I run Customer Product and Operations for the Rentals.com brand at RentPath. RentPath is based out of Atlanta, GA, and we’re currently working entirely remote with the option for employees to go into the office if they’re vaccinated.
Tell us about your team!
How big is it?
I have four individuals that report directly to me and a broader team of about 20.
Where are your teammates located?
Most of the team is located in the Atlanta area, but with being able to work remotely we have people everywhere.
What does your team do? What are you responsible for?
We focus on Rentals.com customer experience and how we can improve it. We cover everything from bringing people to the site through launching a listing and managing their property/tenant after that.
What are the components of a strong remote culture?
Communication is key. In the old days of working in an office, proximity guaranteed that communication was happening. Cohabitating in the same physical space makes it hard not to.
But when we’re remote, it’s easy to fall out of step with the team and organization. Especially as a leader, I try to be really intentional about checking in, since I can’t just fall back on reading social cues and body language.
Defining time throughout the week to ensure communication is happening is always a good idea. There’s the obvious times like standups and all-hands, but I’ve found it’s good to block off time for team ideation and even catch ups. It’s much harder to recreate the discussion that happens at the water cooler than the one that happens in the conference room, but it’s just as important.
Lastly, I’m a firm believer that GIFs make everything a little bit better.
Strong remote cultures are built on strong connections. Strong connections are built with Hailey.
How do you make sure your team is happy and engaged in their work?
I have weekly one on ones with my team that should always include a discussion around how content they are in their roles. Even if I’m not directly asking it, I’m looking for cues in the conversation that might point to a team member being unhappy. Feedback should be continuous and go both ways, and I try to remind my team of that.
We also try to do things to keep it light. Once a month in our all hands meeting we’ll play a game or do an interactive session where we learn more about one specific team member. It goes a long way in keeping folks engaged. We’ve also had team members (including myself!) who came on board in the middle of the pandemic and haven’t had the chance to meet everyone in person yet, so these are great ways to get to know others virtually.
Lastly, I’m truly a millennial when it comes to work habits, especially in a remote setting. It’s really easy as a leader to look to see if there’s a “green dot” next to someone’s name in Slack or Skype. But I focus on an individual’s output rather than checking to see if they’re online 8:30 - 5:30 nonstop.
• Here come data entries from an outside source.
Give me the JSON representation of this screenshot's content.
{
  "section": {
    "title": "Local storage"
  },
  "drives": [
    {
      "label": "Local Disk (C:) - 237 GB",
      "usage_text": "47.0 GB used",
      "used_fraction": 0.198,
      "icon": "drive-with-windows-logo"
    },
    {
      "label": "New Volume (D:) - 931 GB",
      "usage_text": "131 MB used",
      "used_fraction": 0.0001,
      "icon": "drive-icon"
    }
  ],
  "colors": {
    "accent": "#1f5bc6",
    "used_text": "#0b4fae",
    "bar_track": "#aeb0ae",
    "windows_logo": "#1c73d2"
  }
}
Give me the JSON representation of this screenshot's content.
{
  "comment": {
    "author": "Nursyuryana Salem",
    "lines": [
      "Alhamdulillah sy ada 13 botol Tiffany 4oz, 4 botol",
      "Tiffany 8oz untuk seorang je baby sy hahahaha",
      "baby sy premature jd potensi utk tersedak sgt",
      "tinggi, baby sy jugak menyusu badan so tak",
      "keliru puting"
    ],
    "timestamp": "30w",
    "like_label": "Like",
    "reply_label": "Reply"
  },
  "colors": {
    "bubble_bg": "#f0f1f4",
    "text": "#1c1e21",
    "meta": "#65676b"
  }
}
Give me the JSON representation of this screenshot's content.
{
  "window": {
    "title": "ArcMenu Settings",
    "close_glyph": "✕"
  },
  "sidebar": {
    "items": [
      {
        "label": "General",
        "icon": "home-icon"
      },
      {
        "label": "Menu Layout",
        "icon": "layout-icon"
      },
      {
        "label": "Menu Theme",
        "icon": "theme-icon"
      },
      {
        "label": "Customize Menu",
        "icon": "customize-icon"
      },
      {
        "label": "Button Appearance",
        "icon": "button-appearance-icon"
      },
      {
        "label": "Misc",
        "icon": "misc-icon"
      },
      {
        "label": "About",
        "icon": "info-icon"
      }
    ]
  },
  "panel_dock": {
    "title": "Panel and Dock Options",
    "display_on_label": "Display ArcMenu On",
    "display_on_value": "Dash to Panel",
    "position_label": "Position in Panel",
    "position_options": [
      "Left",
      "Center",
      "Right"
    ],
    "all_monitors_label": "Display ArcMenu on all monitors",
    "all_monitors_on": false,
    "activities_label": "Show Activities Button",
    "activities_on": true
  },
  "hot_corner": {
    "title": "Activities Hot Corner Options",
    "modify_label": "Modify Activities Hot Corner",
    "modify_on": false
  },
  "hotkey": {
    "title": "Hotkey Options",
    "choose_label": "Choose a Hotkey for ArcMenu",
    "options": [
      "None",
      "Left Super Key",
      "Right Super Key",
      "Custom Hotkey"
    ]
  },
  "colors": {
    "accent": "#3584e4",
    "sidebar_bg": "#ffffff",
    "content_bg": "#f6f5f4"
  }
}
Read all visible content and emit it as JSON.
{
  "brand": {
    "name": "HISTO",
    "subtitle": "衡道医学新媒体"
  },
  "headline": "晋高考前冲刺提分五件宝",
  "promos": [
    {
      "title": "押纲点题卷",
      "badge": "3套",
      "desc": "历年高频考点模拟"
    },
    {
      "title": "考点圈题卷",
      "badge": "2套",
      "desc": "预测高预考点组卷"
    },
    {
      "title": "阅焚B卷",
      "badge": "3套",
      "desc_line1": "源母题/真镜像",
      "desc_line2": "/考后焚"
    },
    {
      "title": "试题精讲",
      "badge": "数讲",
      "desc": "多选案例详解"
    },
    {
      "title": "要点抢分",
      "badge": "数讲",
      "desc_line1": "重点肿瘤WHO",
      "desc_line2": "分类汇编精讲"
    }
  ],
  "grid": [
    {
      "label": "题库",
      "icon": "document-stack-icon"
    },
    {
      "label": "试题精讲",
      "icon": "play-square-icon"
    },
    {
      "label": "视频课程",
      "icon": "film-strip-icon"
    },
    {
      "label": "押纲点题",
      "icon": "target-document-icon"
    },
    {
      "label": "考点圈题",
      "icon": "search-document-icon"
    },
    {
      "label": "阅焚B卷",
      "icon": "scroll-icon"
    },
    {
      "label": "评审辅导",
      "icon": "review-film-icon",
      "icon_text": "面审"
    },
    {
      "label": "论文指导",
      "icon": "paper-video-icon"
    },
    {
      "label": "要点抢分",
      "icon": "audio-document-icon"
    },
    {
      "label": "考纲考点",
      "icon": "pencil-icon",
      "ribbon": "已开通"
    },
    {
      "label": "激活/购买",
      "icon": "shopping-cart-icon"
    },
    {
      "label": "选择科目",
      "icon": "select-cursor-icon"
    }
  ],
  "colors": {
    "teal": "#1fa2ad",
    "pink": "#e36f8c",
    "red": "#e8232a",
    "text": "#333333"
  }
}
The reality is that many folks have children, pets, contractors or whatever else going on at their home - and that’s fine. As long as they’re meeting their commitments to customers and coworkers, I’m not so worried about when they clock in and out.
It’s much harder to recreate the discussion that happens at the water cooler than the one that happens in the conference room, but it’s just as important.
What's your biggest challenge as a remote leader?
Working remotely makes it easy for relationships to be more transactional. Without being in a room with others, it becomes much easier to fixate on the work much more than the individual providing it.
That’s why building those personal relationships is so critical for me - so I can see who is feeling burnt out or who is having a harder time with things outside of the office. From there we can adjust to make sure we’re there for each other while continuing to provide the best experience for our customers.
My Remote Manager Toolbox
We play games and do a “get to know you” survey regularly. We just completed a volunteer in-person event for those comfortable enough with the idea. We also have in-person ideation sessions every few months.